------ THE RECORDS ------

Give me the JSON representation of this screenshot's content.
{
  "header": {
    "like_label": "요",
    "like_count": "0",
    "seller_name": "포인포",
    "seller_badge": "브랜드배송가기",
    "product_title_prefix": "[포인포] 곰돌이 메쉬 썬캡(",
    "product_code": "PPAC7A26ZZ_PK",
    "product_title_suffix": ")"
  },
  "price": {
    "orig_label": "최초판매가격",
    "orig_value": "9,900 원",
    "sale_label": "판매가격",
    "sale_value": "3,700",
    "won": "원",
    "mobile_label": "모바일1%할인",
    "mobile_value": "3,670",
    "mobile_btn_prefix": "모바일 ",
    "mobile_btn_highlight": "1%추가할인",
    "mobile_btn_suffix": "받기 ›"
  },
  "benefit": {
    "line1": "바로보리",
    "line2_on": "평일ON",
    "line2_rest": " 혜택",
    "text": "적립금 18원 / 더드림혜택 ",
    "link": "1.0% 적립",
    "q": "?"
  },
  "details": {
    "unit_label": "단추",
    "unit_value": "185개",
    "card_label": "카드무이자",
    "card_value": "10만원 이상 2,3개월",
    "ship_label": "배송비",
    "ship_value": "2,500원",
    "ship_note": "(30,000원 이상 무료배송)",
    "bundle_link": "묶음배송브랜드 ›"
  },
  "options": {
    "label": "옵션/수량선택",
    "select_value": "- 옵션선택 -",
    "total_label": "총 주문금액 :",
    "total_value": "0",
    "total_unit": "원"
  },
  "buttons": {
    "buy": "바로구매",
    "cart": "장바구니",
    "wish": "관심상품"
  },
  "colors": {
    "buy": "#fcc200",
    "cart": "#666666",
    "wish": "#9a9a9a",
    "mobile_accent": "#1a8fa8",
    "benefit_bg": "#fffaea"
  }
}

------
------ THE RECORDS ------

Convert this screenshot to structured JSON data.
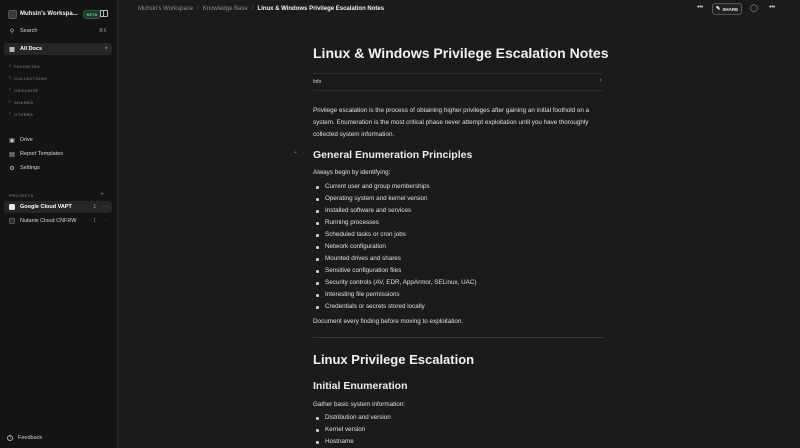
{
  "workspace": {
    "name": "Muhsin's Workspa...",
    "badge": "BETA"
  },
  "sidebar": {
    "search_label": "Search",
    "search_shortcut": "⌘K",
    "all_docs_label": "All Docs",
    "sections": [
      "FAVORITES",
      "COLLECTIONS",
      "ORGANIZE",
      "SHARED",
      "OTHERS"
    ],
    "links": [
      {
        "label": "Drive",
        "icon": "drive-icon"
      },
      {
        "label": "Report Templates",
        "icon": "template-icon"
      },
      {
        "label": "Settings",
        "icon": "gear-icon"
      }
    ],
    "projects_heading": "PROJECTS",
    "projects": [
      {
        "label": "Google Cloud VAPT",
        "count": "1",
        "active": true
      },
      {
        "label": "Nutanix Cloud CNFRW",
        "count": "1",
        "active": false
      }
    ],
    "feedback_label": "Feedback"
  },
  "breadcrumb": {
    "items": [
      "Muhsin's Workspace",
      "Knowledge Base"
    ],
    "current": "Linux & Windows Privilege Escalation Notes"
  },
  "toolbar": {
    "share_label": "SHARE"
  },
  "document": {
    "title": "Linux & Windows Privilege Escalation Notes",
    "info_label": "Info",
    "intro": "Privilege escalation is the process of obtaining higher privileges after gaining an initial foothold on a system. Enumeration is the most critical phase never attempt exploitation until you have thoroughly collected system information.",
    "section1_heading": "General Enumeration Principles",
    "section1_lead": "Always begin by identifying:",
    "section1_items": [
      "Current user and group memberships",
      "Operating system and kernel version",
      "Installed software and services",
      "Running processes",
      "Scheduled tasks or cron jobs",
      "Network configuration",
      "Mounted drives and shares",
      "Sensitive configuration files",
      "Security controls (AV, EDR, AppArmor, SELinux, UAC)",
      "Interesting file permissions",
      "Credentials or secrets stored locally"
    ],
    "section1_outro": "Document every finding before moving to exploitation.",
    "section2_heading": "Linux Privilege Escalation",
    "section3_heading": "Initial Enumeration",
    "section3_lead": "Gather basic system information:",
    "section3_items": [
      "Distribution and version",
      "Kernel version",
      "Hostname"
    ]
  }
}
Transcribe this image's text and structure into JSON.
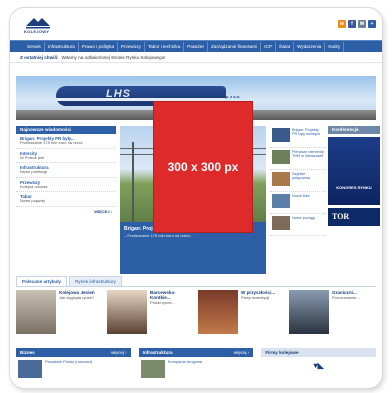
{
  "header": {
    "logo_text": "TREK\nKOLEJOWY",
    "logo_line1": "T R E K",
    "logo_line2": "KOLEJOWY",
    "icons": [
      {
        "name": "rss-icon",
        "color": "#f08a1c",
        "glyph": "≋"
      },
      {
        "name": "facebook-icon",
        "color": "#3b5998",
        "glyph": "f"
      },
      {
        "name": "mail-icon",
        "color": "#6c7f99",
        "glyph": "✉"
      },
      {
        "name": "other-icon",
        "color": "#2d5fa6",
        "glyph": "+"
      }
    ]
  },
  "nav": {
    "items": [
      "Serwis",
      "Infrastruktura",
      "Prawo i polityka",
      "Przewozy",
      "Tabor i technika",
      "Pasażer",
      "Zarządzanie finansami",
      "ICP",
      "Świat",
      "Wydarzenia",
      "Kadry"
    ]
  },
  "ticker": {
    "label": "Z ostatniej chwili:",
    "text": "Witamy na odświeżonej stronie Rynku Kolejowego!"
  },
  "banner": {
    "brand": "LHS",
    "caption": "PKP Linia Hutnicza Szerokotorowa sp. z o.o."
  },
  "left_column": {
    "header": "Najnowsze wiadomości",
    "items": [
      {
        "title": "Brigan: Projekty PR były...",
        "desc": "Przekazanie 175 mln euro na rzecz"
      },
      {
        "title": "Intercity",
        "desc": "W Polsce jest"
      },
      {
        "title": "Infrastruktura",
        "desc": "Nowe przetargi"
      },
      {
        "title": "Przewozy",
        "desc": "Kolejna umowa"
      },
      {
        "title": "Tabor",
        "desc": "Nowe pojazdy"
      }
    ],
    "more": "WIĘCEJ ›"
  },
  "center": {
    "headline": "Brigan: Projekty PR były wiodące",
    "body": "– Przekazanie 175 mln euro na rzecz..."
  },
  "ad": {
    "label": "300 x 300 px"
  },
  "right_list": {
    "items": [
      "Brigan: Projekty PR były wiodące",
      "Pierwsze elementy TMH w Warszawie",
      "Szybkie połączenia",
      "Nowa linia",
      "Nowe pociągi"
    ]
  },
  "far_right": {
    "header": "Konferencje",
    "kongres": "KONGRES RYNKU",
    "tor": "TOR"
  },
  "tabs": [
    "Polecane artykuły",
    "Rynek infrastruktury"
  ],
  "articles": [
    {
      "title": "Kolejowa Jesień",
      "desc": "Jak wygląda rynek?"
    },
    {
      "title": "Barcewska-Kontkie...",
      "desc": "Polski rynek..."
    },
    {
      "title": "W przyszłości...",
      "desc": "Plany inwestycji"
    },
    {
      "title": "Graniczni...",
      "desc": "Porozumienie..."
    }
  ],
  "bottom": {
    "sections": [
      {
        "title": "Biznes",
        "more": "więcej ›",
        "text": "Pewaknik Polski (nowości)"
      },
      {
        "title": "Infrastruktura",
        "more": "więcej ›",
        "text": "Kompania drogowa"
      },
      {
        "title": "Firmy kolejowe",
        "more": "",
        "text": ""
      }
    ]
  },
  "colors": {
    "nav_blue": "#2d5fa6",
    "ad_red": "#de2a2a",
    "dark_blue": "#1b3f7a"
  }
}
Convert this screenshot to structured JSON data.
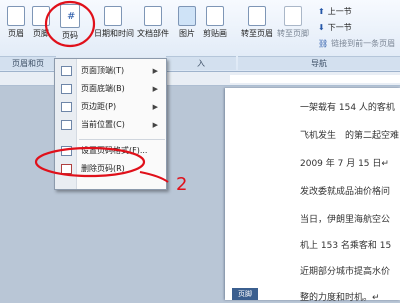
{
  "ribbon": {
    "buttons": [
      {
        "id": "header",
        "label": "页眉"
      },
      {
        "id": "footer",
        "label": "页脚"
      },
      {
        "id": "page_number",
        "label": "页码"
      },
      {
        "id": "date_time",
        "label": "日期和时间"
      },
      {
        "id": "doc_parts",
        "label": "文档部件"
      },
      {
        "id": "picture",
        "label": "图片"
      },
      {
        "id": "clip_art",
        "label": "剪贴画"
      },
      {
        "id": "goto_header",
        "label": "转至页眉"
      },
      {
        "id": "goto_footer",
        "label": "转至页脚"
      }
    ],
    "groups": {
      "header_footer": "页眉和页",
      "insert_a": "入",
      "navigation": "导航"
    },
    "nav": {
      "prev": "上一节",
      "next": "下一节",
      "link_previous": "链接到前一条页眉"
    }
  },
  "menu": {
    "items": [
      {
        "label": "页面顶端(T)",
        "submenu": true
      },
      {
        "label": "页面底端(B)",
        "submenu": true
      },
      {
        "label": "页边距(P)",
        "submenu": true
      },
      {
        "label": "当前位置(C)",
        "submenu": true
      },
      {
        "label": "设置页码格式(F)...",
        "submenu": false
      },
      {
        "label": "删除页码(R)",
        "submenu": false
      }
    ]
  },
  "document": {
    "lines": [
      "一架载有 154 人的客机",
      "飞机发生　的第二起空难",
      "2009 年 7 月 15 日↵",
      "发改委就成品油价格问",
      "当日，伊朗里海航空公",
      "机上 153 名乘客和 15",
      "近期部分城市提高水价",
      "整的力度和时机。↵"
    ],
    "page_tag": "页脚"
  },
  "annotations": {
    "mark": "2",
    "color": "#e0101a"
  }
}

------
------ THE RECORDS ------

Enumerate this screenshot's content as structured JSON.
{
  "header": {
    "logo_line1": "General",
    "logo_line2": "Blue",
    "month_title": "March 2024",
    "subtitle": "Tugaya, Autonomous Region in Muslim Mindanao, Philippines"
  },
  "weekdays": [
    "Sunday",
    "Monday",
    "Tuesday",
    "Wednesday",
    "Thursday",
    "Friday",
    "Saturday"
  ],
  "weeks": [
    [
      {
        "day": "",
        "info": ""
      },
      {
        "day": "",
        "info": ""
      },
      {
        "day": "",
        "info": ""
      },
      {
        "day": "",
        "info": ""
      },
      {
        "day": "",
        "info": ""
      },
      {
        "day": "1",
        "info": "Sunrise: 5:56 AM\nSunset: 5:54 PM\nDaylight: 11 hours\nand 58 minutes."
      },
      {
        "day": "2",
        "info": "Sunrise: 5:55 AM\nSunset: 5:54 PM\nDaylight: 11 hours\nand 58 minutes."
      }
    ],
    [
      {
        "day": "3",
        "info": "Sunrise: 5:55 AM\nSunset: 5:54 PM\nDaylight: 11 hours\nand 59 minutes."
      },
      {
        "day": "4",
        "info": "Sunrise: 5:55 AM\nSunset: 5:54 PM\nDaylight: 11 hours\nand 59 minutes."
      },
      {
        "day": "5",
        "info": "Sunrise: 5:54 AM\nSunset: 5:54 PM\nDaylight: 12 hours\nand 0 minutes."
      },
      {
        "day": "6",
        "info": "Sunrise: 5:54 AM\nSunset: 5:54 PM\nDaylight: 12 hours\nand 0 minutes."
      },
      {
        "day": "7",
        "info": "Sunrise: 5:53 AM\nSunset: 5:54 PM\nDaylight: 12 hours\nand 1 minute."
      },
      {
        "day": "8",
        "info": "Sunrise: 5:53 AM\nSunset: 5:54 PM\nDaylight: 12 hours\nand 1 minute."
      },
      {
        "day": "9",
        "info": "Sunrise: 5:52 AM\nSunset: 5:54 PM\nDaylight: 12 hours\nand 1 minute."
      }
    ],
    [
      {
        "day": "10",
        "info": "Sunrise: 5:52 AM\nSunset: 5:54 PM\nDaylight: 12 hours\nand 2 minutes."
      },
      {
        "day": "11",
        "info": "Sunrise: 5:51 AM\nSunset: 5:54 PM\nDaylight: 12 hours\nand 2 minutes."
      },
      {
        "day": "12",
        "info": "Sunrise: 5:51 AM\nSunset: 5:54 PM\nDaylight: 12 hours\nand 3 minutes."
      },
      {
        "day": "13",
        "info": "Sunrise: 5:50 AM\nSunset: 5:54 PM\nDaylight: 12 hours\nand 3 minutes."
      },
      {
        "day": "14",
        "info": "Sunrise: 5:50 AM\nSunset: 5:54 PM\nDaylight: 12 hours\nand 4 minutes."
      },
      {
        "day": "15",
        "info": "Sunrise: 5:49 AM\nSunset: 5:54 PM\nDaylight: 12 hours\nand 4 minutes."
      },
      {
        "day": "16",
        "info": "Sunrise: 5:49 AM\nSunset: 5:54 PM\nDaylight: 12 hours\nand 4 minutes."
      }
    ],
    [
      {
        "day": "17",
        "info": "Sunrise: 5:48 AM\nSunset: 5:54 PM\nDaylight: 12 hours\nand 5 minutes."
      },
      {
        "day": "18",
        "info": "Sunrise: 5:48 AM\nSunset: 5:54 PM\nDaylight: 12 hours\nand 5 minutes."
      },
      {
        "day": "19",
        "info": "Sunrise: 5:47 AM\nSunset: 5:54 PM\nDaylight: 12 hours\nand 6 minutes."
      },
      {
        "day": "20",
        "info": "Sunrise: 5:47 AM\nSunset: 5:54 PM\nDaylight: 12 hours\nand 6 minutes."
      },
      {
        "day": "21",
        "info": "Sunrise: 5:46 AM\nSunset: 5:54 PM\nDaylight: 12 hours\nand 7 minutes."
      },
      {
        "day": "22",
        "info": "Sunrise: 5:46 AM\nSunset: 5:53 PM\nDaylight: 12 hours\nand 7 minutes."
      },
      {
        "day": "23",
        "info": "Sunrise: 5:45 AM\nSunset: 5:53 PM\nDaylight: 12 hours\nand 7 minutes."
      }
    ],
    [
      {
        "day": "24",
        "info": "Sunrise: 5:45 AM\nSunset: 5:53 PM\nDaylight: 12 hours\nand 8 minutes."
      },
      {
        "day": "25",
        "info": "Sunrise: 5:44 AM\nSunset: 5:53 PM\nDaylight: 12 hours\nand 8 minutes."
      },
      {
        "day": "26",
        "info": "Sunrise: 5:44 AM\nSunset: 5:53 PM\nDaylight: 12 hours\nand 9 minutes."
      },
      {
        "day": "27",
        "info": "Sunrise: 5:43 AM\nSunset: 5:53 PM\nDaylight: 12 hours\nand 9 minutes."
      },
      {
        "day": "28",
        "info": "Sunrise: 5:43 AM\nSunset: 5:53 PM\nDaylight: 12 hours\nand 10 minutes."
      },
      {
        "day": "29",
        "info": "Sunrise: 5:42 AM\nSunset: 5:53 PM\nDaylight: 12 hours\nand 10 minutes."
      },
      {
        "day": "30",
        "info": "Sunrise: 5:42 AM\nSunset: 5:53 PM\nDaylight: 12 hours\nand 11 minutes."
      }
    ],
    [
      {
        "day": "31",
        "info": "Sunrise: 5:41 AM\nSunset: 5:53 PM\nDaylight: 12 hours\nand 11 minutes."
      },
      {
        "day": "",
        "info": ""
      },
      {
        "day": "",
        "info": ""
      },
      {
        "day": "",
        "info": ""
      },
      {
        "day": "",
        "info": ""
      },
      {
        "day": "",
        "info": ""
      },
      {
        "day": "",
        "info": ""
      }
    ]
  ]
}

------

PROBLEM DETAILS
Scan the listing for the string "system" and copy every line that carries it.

RESPONSE AREA
    "intro": "Privilege escalation is the process of obtaining higher privileges after gaining an initial foothold on a system. Enumeration is the most critical phase never attempt exploitation until you have thoroughly collected system information.",
      "Operating system and kernel version",
    "section3_lead": "Gather basic system information:",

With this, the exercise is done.